First, I would like to define attributes of the Worker. They show themselves a few weeks/months into the process. You can build a program or business on these folks. They come to class always prepared, on time, and ready to complete whatever design problem is set before them. Athletes and other majors seem to fall into this category for me because they are trained to work efficiently and to get to the answer as soon as possible. The one problem is design professors don’t hold the answers, nor should they. Design education is a launching pad not an envelope holding the right answers. There are no right answers — only wrong ones. The Worker’s process is transparent and their development is always moving forward, limitless, but linear. The ratio between talent vs. effort is 1 to 1, equal parts, resulting in a very stable design student, and eventually a great designer.

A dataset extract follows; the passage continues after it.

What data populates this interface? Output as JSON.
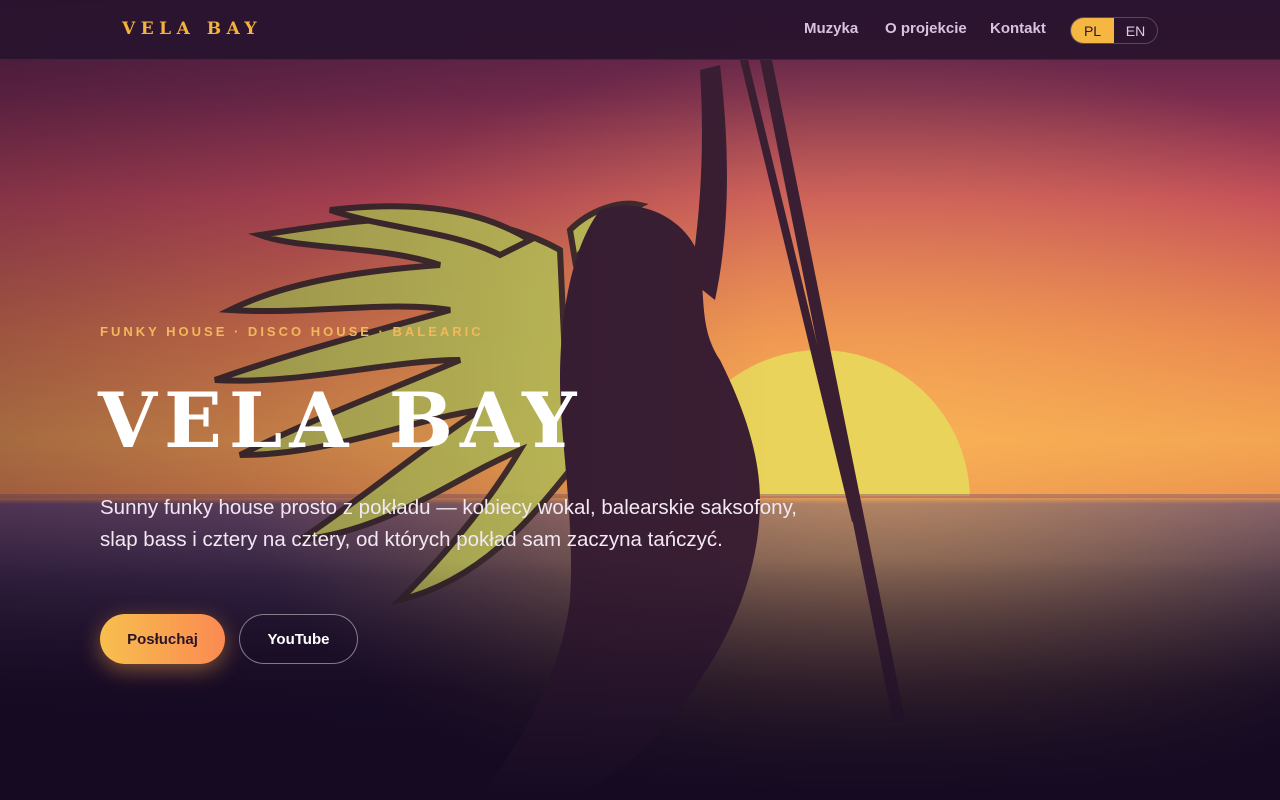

Next is the Rock Star. They show themselves literally in seconds — maybe even before the first class starts. I have had Rock Stars approach me to get the class waived for them because they “know the software” or have “had a class similar” at a different institution. You cannot build a program on these folks because they don’t seem to hang around. They have greater things to do than sit in a class and learn about design. They prematurely end their education and end up at FedEx or Starbucks not doing design. Their process is cloistered because they don’t show up to class or are working for the deadline and the not honing their own process. They may very well hit the deadline and get their “A” but they did not grow in the process of solving problems which is why they are in college. They are flashes in the sky — not an attribute for someone training for a long rigorous career in design. On the talent vs. effort scales they are uber talented but show little or no effort. As an instructor you get little chance to help these folks because they are busy hitting deadlines and not showing up with work, or more importantly mistakes.

The most rewarding of the students are Grinders. These folks are slowest to show themselves because they take a bit longer to flourish into their maker’s great idea for them. Their stories are varied, broken families, learning disabilities, military, transfers, changed major, young mothers, folks working their own way through and outliers for sure. I don’t know if you can build a program around these folks either because life outside seems to steal them away. Their process can be cloistered but they work hard and you can see it. They demand of the instructor everything but it is worth it. Eventually the Grinder joins the ranks of the Rock Star but in a good way. They get there because of their effort. If you ask for three ideas they give you five. They understand that input into their work is gold. They learn from their mistakes and learn from our mistakes. Life has built into them an appreciation and make the work of professor gold. To see these underdogs get it and rise to the top of the program is priceless. On the scale of talent vs. effort these folks start with very little talent but loads effort. Eventually, the result of their work, also known as skills and talent kicks in and shines. These students become friends, stories to other students and great alumni if life doesn’t steal them away. There are tears when these folks stand before a packed stadium dressed funny holding up a diploma because we had a small part in fighting back life so they could start a new journey.

Design educators, reward effort over talent. And make sure you bring tissue to the commencement.